A thermal vibrations in a crystalline solid produce atomic displacements, which in turn can be resolved into different states of polarization such that vibrations parallel to the wave vector are longitudinal waves and the two directions at right angles to the wave vector are transverse waves.
As the rules of quantum mechanics apply to all the different atomic vibrations in the crystal, the lattice pulsates as a complete assembly in discrete energy steps of ħω(phonons).
The phonon is related to both the frequency of vibration and the temperature. If the temperature is raised, the amplitude of atomic vibration increases, and in quantum terms, this is considered as an increase in the number of phonons in the system.
The concepts of temperature and thermal equilibrium associated with crystal solids are based on individual atoms in the system possessing vibrational motion.
A molecular vibration occurs when atoms in a molecule are in periodic motion while the molecule as a whole has constant translational and rotational motion.
The frequency of the periodic motion is known as a vibration frequency, and the typical frequencies of molecular vibrations range from less than 1013 to approximately 1014 Hz, corresponding to wavenumbers of approximately 300 to 3000 cm−1.
In general, a non-linear molecule with N atoms has 3N – 6 normal modes of vibration, but a linear molecule has 3N – 5 such modes, because rotation about its molecular axis cannot be observed.
A diatomic molecule has one normal mode of vibration. The normal modes of vibration of polyatomic molecules are independent of each other but each normal mode will involve simultaneous vibrations of different parts of the molecule such as different chemical bonds.
A molecular vibration is excited when the molecule absorbs a quantum of energy, E; E = hν (where h is Planck's constant).
A fundamental vibration is excited when one such quantum of energy is absorbed by the molecule in its ground state. When two quanta are absorbed the first overtone is excited, and so on to higher overtones.
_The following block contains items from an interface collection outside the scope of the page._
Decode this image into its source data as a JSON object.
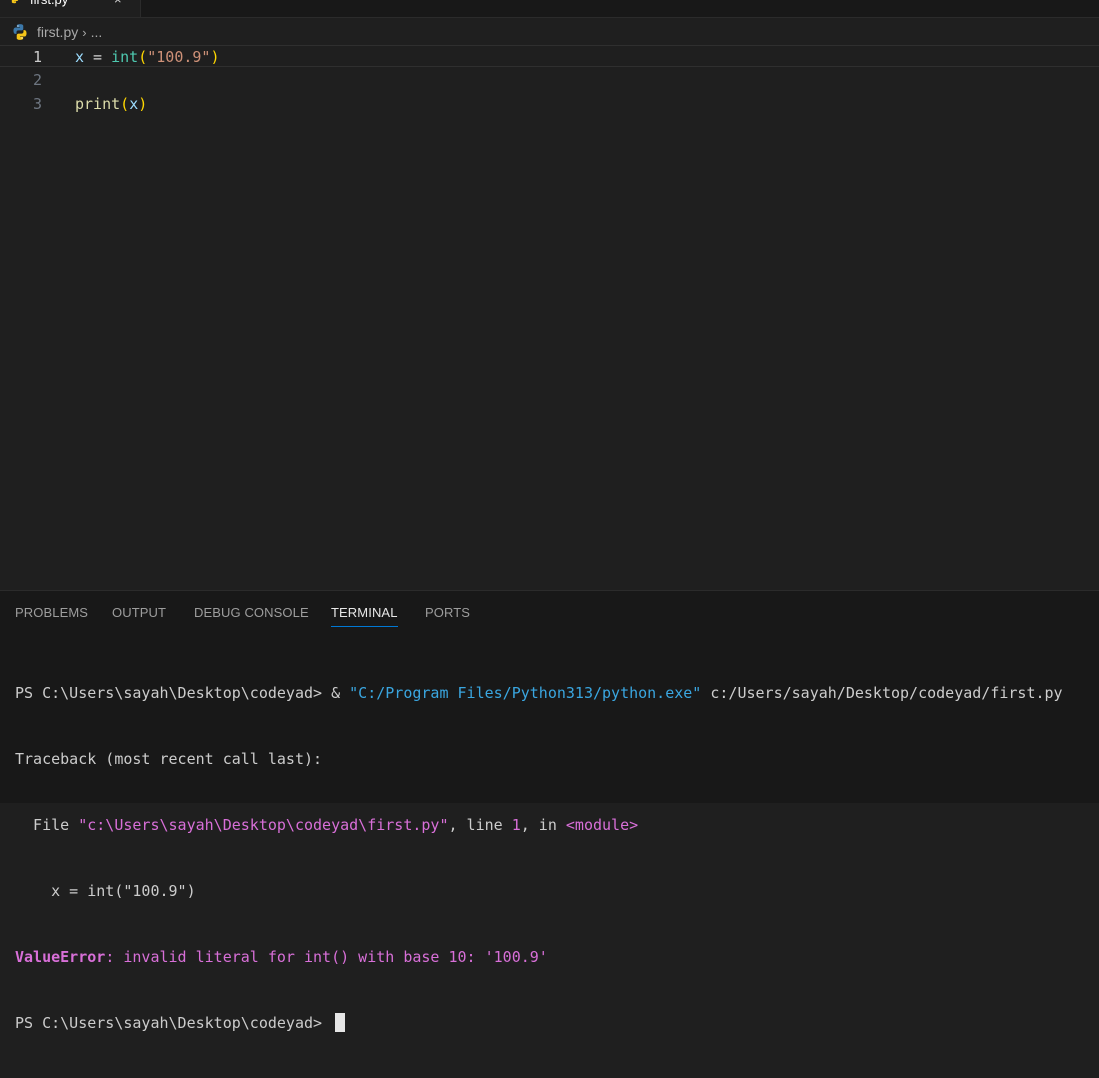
{
  "tab": {
    "label": "first.py",
    "close": "×"
  },
  "breadcrumb": {
    "file": "first.py",
    "separator": "›",
    "ellipsis": "..."
  },
  "editor": {
    "lines": [
      {
        "number": "1",
        "tokens": [
          "x",
          " = ",
          "int",
          "(",
          "\"100.9\"",
          ")"
        ]
      },
      {
        "number": "2",
        "tokens": []
      },
      {
        "number": "3",
        "tokens": [
          "print",
          "(",
          "x",
          ")"
        ]
      }
    ]
  },
  "panel": {
    "tabs": [
      "PROBLEMS",
      "OUTPUT",
      "DEBUG CONSOLE",
      "TERMINAL",
      "PORTS"
    ],
    "active_tab": "TERMINAL"
  },
  "terminal": {
    "line1": {
      "prompt": "PS C:\\Users\\sayah\\Desktop\\codeyad> & ",
      "exe": "\"C:/Program Files/Python313/python.exe\"",
      "arg": " c:/Users/sayah/Desktop/codeyad/first.py"
    },
    "line2": "Traceback (most recent call last):",
    "line3": {
      "pre": "  File ",
      "path": "\"c:\\Users\\sayah\\Desktop\\codeyad\\first.py\"",
      "mid": ", line ",
      "lineno": "1",
      "mid2": ", in ",
      "module": "<module>"
    },
    "line4": "    x = int(\"100.9\")",
    "line5": {
      "err": "ValueError",
      "msg": ": invalid literal for int() with base 10: '100.9'"
    },
    "line6": "PS C:\\Users\\sayah\\Desktop\\codeyad> "
  },
  "colors": {
    "accent": "#0078d4",
    "string": "#ce9178",
    "error": "#d86fd8"
  },
  "icons": {
    "tab_icon": "python-icon",
    "breadcrumb_icon": "python-icon"
  }
}
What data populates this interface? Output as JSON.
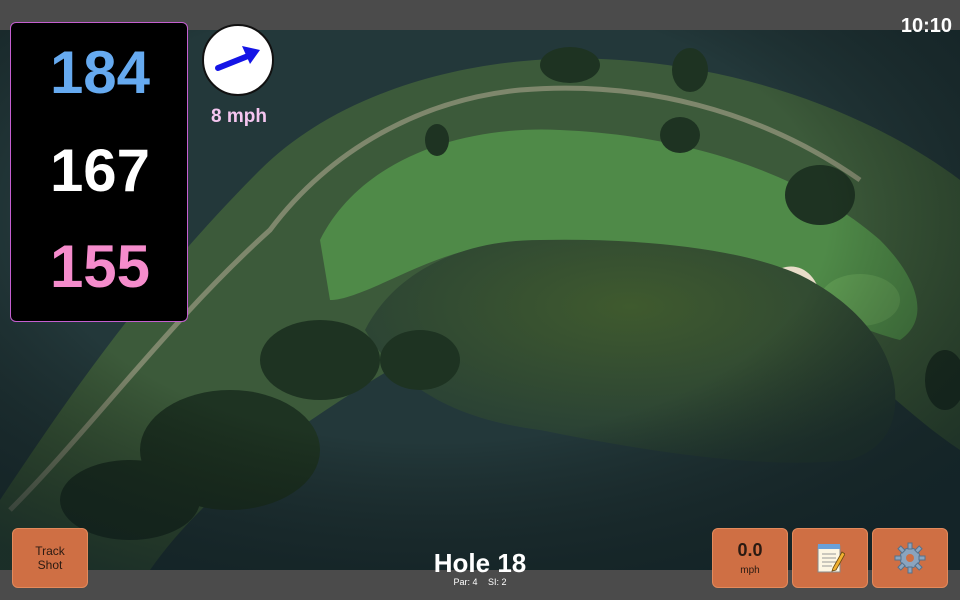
{
  "status": {
    "clock": "10:10"
  },
  "distances": {
    "back": "184",
    "middle": "167",
    "front": "155"
  },
  "wind": {
    "speed_label": "8 mph",
    "icon": "wind-direction-arrow-icon"
  },
  "hole": {
    "title": "Hole 18",
    "par": "Par: 4",
    "stroke_index": "SI: 2"
  },
  "buttons": {
    "track_shot": {
      "line1": "Track",
      "line2": "Shot"
    },
    "speed": {
      "value": "0.0",
      "unit": "mph"
    },
    "notes": {
      "icon": "notepad-icon"
    },
    "settings": {
      "icon": "gear-icon"
    }
  },
  "colors": {
    "back_distance": "#66aaf0",
    "middle_distance": "#ffffff",
    "front_distance": "#f58ccc",
    "button": "#cf6f44",
    "panel_border": "#c45fd0"
  }
}
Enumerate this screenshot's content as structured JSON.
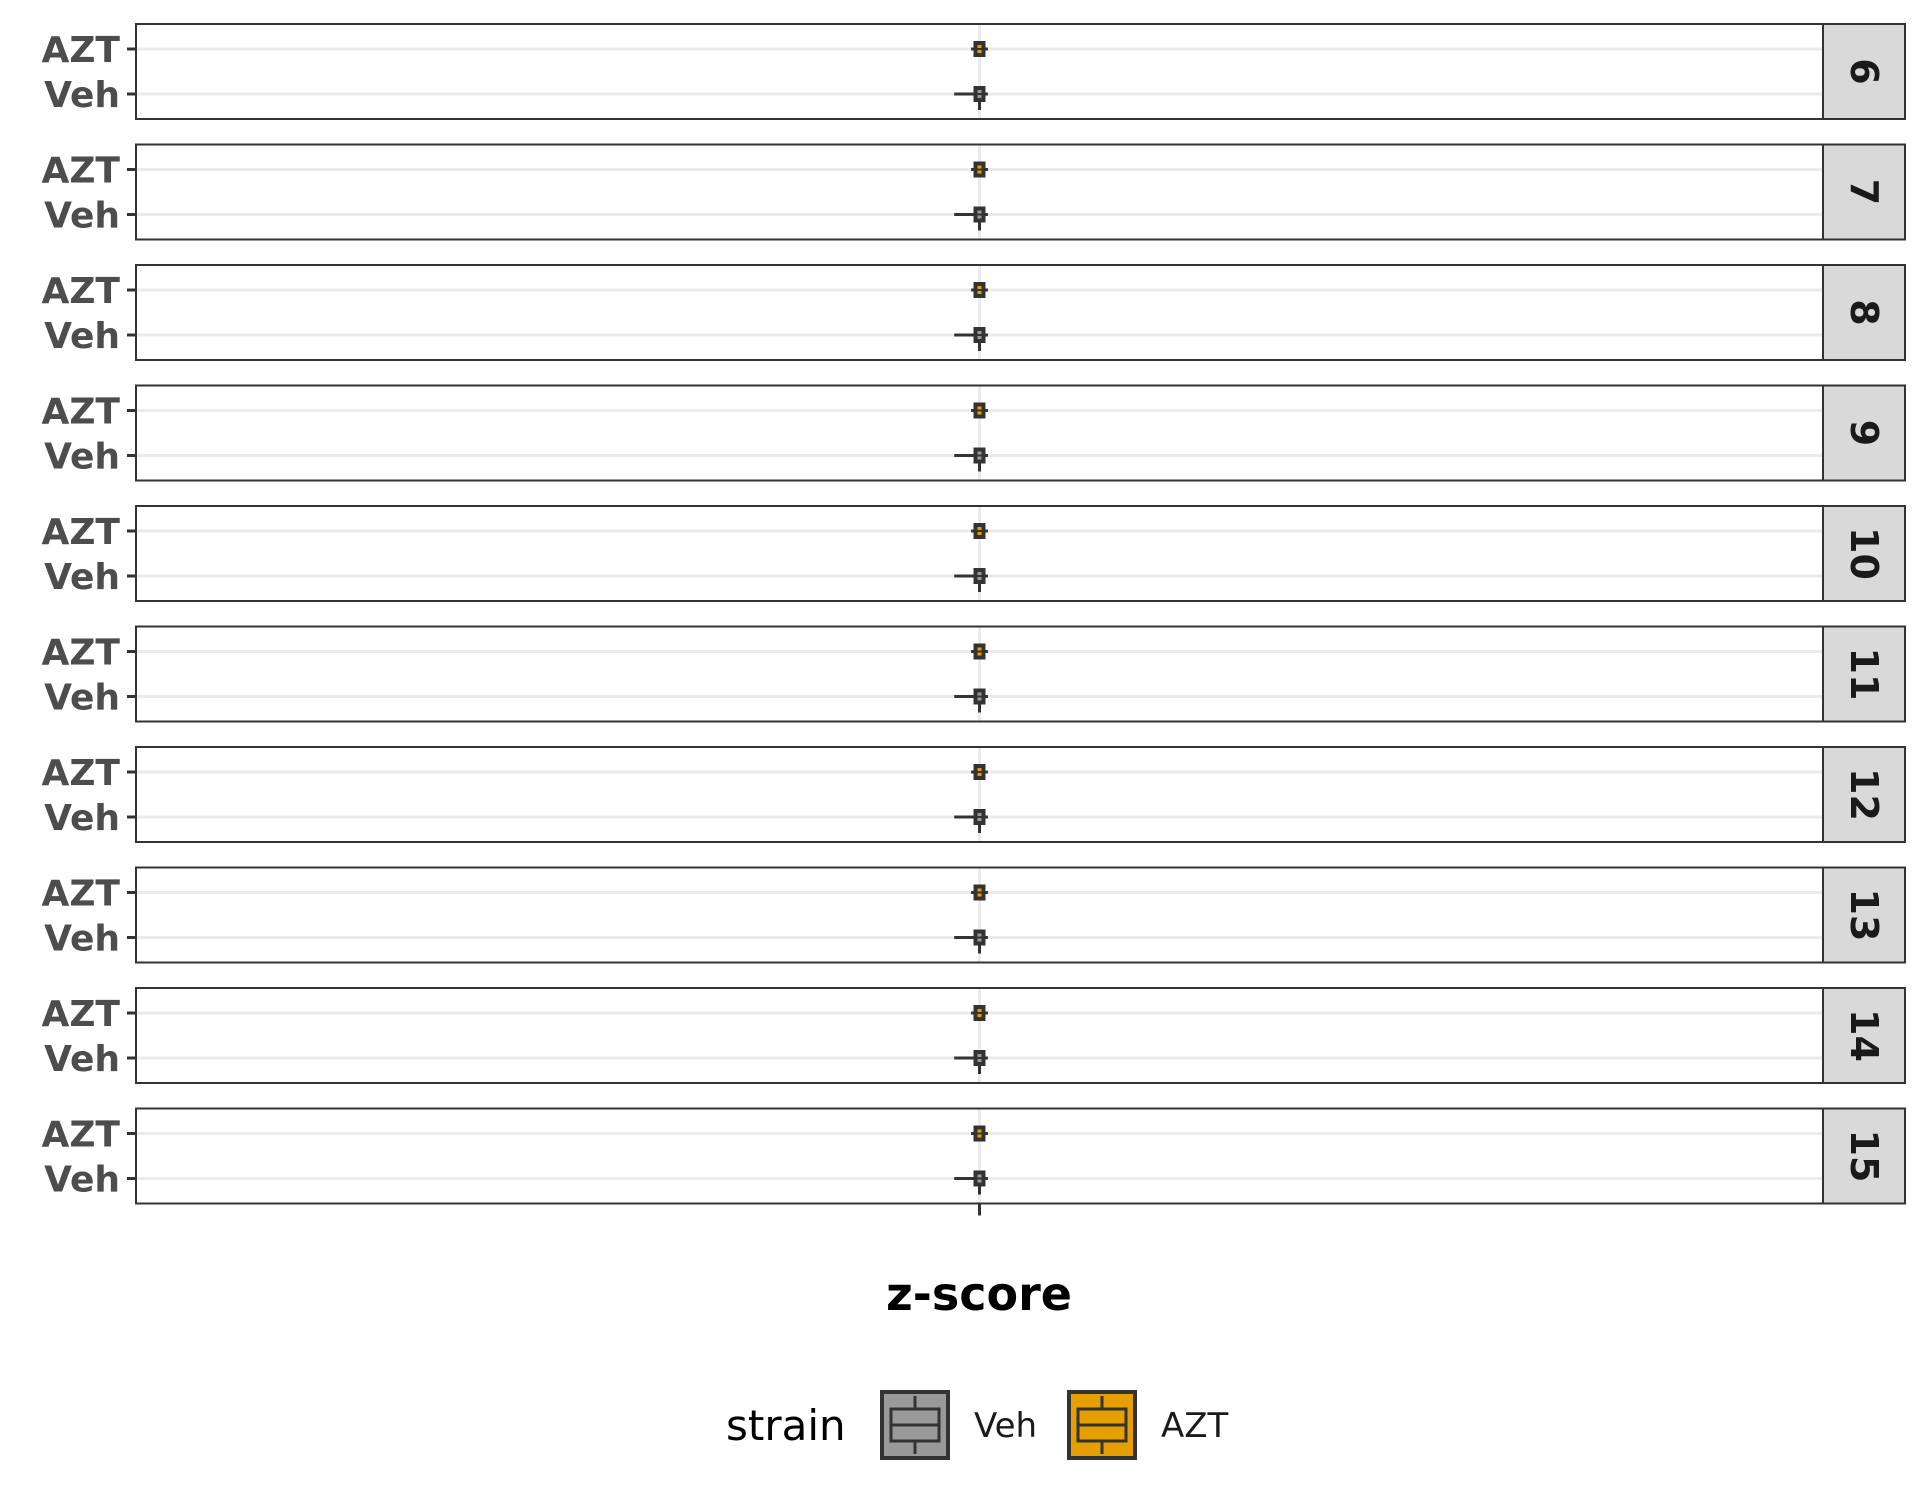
{
  "chart_data": {
    "type": "boxplot",
    "orientation": "horizontal",
    "facet_by": "row",
    "facets": [
      "6",
      "7",
      "8",
      "9",
      "10",
      "11",
      "12",
      "13",
      "14",
      "15"
    ],
    "categories": [
      "AZT",
      "Veh"
    ],
    "xlabel": "z-score",
    "xlim": [
      -1,
      1
    ],
    "legend": {
      "title": "strain",
      "placement": "bottom",
      "entries": [
        {
          "label": "Veh",
          "color": "#999999"
        },
        {
          "label": "AZT",
          "color": "#E69F00"
        }
      ]
    },
    "grid": true,
    "series": [
      {
        "facet": "6",
        "strain": "AZT",
        "median": 0,
        "q1": -0.005,
        "q3": 0.005,
        "whisker_low": -0.01,
        "whisker_high": 0.01
      },
      {
        "facet": "6",
        "strain": "Veh",
        "median": 0,
        "q1": -0.005,
        "q3": 0.005,
        "whisker_low": -0.03,
        "whisker_high": 0.01
      },
      {
        "facet": "7",
        "strain": "AZT",
        "median": 0,
        "q1": -0.005,
        "q3": 0.005,
        "whisker_low": -0.01,
        "whisker_high": 0.01
      },
      {
        "facet": "7",
        "strain": "Veh",
        "median": 0,
        "q1": -0.005,
        "q3": 0.005,
        "whisker_low": -0.03,
        "whisker_high": 0.01
      },
      {
        "facet": "8",
        "strain": "AZT",
        "median": 0,
        "q1": -0.005,
        "q3": 0.005,
        "whisker_low": -0.01,
        "whisker_high": 0.01
      },
      {
        "facet": "8",
        "strain": "Veh",
        "median": 0,
        "q1": -0.005,
        "q3": 0.005,
        "whisker_low": -0.03,
        "whisker_high": 0.01
      },
      {
        "facet": "9",
        "strain": "AZT",
        "median": 0,
        "q1": -0.005,
        "q3": 0.005,
        "whisker_low": -0.01,
        "whisker_high": 0.01
      },
      {
        "facet": "9",
        "strain": "Veh",
        "median": 0,
        "q1": -0.005,
        "q3": 0.005,
        "whisker_low": -0.03,
        "whisker_high": 0.01
      },
      {
        "facet": "10",
        "strain": "AZT",
        "median": 0,
        "q1": -0.005,
        "q3": 0.005,
        "whisker_low": -0.01,
        "whisker_high": 0.01
      },
      {
        "facet": "10",
        "strain": "Veh",
        "median": 0,
        "q1": -0.005,
        "q3": 0.005,
        "whisker_low": -0.03,
        "whisker_high": 0.01
      },
      {
        "facet": "11",
        "strain": "AZT",
        "median": 0,
        "q1": -0.005,
        "q3": 0.005,
        "whisker_low": -0.01,
        "whisker_high": 0.01
      },
      {
        "facet": "11",
        "strain": "Veh",
        "median": 0,
        "q1": -0.005,
        "q3": 0.005,
        "whisker_low": -0.03,
        "whisker_high": 0.01
      },
      {
        "facet": "12",
        "strain": "AZT",
        "median": 0,
        "q1": -0.005,
        "q3": 0.005,
        "whisker_low": -0.01,
        "whisker_high": 0.01
      },
      {
        "facet": "12",
        "strain": "Veh",
        "median": 0,
        "q1": -0.005,
        "q3": 0.005,
        "whisker_low": -0.03,
        "whisker_high": 0.01
      },
      {
        "facet": "13",
        "strain": "AZT",
        "median": 0,
        "q1": -0.005,
        "q3": 0.005,
        "whisker_low": -0.01,
        "whisker_high": 0.01
      },
      {
        "facet": "13",
        "strain": "Veh",
        "median": 0,
        "q1": -0.005,
        "q3": 0.005,
        "whisker_low": -0.03,
        "whisker_high": 0.01
      },
      {
        "facet": "14",
        "strain": "AZT",
        "median": 0,
        "q1": -0.005,
        "q3": 0.005,
        "whisker_low": -0.01,
        "whisker_high": 0.01
      },
      {
        "facet": "14",
        "strain": "Veh",
        "median": 0,
        "q1": -0.005,
        "q3": 0.005,
        "whisker_low": -0.03,
        "whisker_high": 0.01
      },
      {
        "facet": "15",
        "strain": "AZT",
        "median": 0,
        "q1": -0.005,
        "q3": 0.005,
        "whisker_low": -0.01,
        "whisker_high": 0.01
      },
      {
        "facet": "15",
        "strain": "Veh",
        "median": 0,
        "q1": -0.005,
        "q3": 0.005,
        "whisker_low": -0.03,
        "whisker_high": 0.01
      }
    ]
  }
}
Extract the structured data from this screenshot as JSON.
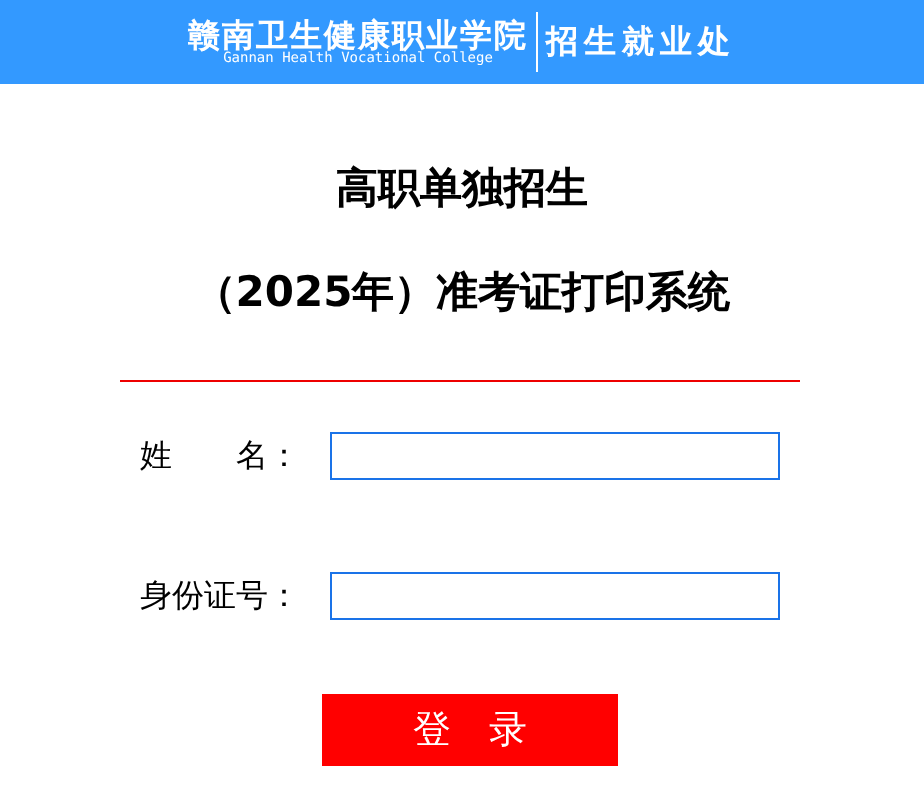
{
  "header": {
    "school_name": "赣南卫生健康职业学院",
    "school_name_en": "Gannan Health Vocational College",
    "department": "招生就业处"
  },
  "title_lines": [
    "高职单独招生",
    "（2025年）准考证打印系统"
  ],
  "fields": [
    {
      "label": "姓　　名："
    },
    {
      "label": "身份证号："
    }
  ],
  "login_button": "登　录"
}
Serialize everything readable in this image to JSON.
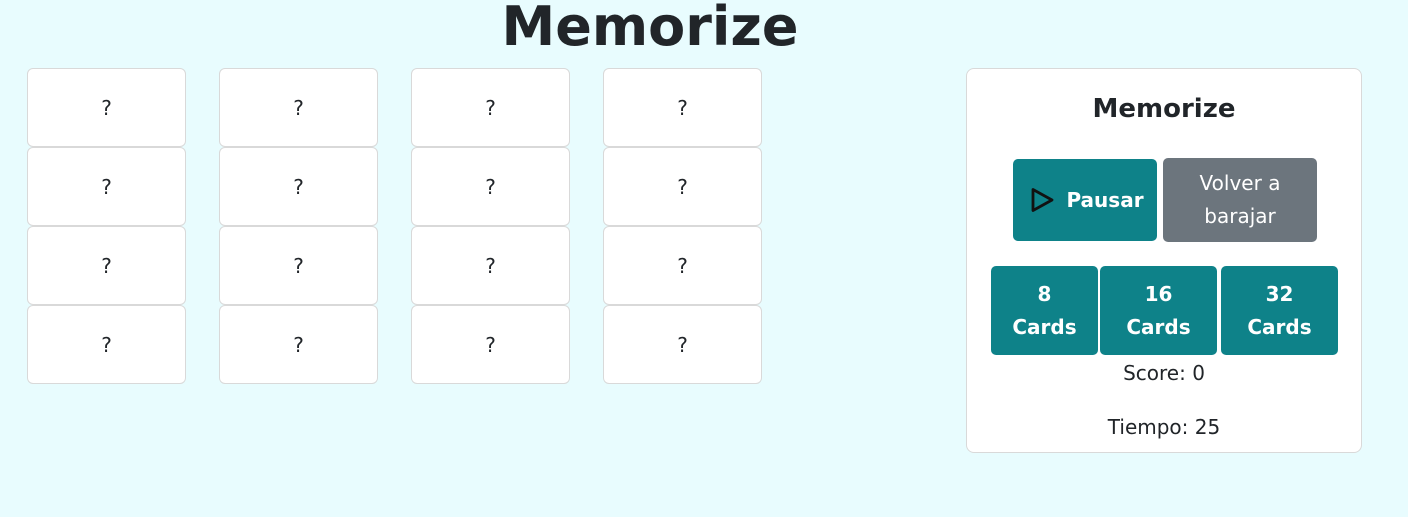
{
  "header": {
    "title": "Memorize"
  },
  "grid": {
    "cards": [
      {
        "label": "?"
      },
      {
        "label": "?"
      },
      {
        "label": "?"
      },
      {
        "label": "?"
      },
      {
        "label": "?"
      },
      {
        "label": "?"
      },
      {
        "label": "?"
      },
      {
        "label": "?"
      },
      {
        "label": "?"
      },
      {
        "label": "?"
      },
      {
        "label": "?"
      },
      {
        "label": "?"
      },
      {
        "label": "?"
      },
      {
        "label": "?"
      },
      {
        "label": "?"
      },
      {
        "label": "?"
      }
    ]
  },
  "panel": {
    "title": "Memorize",
    "pause_label": "Pausar",
    "pause_icon": "play-icon",
    "shuffle_label": "Volver a barajar",
    "decks": [
      {
        "count": "8",
        "unit": "Cards"
      },
      {
        "count": "16",
        "unit": "Cards"
      },
      {
        "count": "32",
        "unit": "Cards"
      }
    ],
    "score_label": "Score: 0",
    "time_label": "Tiempo: 25"
  },
  "colors": {
    "background": "#e8fcfe",
    "teal": "#0e8289",
    "gray": "#6c757d",
    "card": "#ffffff",
    "text": "#212529"
  }
}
Therefore the thermal vibrations and molecular vibrations are terms representing two different situations and mechanisms, however, the thermal state of the physical system can have exchanges/sharing of thermal energy quanta between the two states.